Brian's Musings

Blue Point – the greatest mine of all

In the valley between Smartsville and the Yuba River lies the ancient bed of the Yuba River, where it ran for millions of years, laying beds of rich, gold-bearing gravel and cobble hundreds of feet thick. These rich gravel deposits that captured the attention of the early miners, who realized there was more gold to be found dredging the cemented gravel hillsides south of the river than in the river itself. And so the great industry of hydraulic mining was born.

Blue Point diggings, 1870

Blue Point – the Tarr Mine Project of the 1920s

Farmers, environmentalists and fishermen praised the Sawyer decision of 1884, among the first federal court rulings on environmental protection. The court banned the dumping of silt, sand and gravel into the Sacramento River or its tributaries, effectively ending hydraulic mining. It was a crushing blow to the operators and investors who had sunk millions of dollars into mines from Sucker Flat up to the Malakoff Diggings.

Tarr Mine conveyor belt

Blue Point – What About the Gold?

The miners only got to a small portion of the gold at Blue Point. They spent years washing away the upper layers of gravel before getting to the richer, gold-bearing material that lay in the lower portions of the ancient river channel, close to basaltic bedrock. They were just getting to the richest gravels...

Bowl at sunset

Blue Point Basin Reclamation Project

When we acquired the 500 acre Blue Point Mine property, the first decision we made was to close down the open pit gold-and-gravel mine which had been operating on and off on the site for about 150 years.

Lupine in the Blue Point Valley

It’s All About the Stories

On Excelsior there are the remains of an old paddock – it was almost intact, still, when I first saw it years ago but since then a few of the fence posts have fallen of their own volition, perhaps helped along by cattle looking for new ways to scratch their backs,...

A Salute to Heavy Equipment
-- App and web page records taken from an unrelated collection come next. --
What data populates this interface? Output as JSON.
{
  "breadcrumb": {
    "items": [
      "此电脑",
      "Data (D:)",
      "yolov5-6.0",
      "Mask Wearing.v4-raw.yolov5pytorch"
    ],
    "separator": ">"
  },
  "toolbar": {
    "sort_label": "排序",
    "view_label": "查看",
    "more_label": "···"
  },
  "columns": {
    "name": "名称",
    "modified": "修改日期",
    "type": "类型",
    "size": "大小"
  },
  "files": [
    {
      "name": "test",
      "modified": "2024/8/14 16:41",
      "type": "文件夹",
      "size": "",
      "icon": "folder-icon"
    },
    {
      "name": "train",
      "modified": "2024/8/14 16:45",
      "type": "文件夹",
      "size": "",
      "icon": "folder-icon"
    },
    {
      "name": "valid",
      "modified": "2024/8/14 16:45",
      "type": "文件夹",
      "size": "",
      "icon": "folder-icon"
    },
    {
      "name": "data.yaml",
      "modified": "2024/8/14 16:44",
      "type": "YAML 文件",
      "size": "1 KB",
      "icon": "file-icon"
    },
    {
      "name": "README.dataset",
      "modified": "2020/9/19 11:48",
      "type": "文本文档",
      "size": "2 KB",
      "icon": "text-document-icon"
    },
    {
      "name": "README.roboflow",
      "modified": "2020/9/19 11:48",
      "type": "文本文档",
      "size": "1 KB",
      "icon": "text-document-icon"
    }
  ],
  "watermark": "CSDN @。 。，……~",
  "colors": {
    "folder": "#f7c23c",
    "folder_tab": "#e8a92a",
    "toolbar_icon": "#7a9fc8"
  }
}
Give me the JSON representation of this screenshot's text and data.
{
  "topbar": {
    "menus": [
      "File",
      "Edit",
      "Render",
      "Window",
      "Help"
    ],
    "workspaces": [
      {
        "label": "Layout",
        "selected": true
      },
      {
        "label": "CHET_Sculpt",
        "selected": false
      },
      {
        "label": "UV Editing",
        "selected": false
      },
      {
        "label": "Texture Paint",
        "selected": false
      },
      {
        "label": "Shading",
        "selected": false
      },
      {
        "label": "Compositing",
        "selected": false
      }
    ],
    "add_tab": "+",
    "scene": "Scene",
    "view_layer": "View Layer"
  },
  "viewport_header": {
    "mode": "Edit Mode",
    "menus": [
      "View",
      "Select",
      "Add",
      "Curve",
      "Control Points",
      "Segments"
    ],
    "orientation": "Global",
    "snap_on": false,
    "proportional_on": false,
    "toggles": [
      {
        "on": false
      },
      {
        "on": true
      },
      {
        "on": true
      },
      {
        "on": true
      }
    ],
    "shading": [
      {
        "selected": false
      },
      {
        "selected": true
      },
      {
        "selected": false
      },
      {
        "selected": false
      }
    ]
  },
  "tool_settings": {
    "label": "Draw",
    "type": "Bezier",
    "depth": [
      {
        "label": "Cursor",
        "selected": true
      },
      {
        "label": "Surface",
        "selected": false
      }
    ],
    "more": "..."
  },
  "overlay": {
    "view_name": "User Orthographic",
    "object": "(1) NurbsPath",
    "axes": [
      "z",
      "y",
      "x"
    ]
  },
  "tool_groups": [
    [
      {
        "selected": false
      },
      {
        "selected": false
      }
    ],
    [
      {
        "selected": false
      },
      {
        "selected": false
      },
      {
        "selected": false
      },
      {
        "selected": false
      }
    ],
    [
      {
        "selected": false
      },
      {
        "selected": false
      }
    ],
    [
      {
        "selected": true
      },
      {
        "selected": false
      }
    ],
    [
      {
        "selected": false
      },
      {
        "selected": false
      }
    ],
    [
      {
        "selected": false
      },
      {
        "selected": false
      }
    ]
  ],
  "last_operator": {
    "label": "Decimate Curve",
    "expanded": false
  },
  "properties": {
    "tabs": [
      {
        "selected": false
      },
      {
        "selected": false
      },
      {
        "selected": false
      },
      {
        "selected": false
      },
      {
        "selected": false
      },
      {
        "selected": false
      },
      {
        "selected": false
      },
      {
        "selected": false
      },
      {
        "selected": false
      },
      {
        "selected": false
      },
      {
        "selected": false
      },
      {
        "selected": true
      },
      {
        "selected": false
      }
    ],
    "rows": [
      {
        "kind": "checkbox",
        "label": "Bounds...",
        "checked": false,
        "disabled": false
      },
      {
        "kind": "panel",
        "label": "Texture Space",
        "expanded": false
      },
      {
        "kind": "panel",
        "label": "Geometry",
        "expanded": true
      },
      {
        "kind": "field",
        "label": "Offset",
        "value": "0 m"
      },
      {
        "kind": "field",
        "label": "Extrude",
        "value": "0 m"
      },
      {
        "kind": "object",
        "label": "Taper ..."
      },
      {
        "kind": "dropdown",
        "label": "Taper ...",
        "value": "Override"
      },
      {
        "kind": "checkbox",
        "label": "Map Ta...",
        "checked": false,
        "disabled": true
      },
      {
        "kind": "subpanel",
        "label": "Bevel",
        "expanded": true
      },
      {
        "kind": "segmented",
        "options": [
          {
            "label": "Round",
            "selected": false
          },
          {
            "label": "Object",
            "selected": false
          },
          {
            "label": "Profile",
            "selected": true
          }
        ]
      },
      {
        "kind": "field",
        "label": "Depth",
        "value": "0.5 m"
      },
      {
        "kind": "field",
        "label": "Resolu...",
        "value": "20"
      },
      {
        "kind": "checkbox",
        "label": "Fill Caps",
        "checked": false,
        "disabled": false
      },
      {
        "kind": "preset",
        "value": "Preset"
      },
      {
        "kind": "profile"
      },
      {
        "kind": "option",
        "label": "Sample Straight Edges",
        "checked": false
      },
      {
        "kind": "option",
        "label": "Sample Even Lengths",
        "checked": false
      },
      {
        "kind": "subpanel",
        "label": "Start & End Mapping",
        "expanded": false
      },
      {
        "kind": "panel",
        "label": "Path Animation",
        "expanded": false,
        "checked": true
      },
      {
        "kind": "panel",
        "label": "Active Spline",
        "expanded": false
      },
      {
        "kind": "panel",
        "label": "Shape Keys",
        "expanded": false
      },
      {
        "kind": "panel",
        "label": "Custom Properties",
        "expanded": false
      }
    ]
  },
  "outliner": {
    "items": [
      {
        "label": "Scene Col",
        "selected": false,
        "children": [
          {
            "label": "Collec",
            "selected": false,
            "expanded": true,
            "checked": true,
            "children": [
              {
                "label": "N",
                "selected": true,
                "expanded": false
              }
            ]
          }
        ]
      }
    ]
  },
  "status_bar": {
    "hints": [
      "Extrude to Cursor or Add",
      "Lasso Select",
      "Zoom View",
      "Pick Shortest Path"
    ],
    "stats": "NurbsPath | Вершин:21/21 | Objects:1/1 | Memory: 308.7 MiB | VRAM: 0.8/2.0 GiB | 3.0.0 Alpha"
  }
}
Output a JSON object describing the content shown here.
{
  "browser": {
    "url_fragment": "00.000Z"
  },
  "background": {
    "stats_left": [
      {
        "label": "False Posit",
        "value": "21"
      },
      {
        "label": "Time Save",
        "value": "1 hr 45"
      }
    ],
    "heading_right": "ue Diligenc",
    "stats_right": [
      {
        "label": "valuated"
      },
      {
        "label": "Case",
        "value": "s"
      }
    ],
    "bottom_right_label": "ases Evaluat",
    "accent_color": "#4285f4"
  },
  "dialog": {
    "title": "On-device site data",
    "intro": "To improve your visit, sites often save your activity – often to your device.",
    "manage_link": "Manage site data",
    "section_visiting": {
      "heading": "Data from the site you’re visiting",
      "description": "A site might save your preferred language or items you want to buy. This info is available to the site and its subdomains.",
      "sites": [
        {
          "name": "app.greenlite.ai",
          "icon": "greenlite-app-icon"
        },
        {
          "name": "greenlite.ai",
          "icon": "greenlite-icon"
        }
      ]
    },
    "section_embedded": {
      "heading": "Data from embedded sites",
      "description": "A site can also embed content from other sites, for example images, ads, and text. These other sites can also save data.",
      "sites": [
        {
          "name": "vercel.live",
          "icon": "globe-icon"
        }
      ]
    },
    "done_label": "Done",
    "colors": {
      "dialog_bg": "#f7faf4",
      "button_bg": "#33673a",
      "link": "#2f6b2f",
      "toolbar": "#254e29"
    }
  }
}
Let’s hear it for our heavy equipment operators, who perhaps have left their mark on our shared landscape more than any architect or landscape architect or designer or engineer.  These drivers of massive machinery are capable of filling wetlands, redirecting...

Heavy Equipment

Reflecting on the Ranchette

What is the ideal parcel size?  This is a question we ask ourselves frequently, particularly out here in Nevada County where large ranches are continually being subdivided for suburban émigrés.  At their worst, these “rurban” subdivisions can inflict the same...

Ranchette with trees, grass

On the View From Your Picture Window

Where do you really want to put that perfect view?  It’s why you bought your property, isn’t it?  And it might even be what makes your property more valuable than the properties on either side of you.  So why wouldn’t you want to put your house right on top of that...

Excelsior - Englebright & stone walls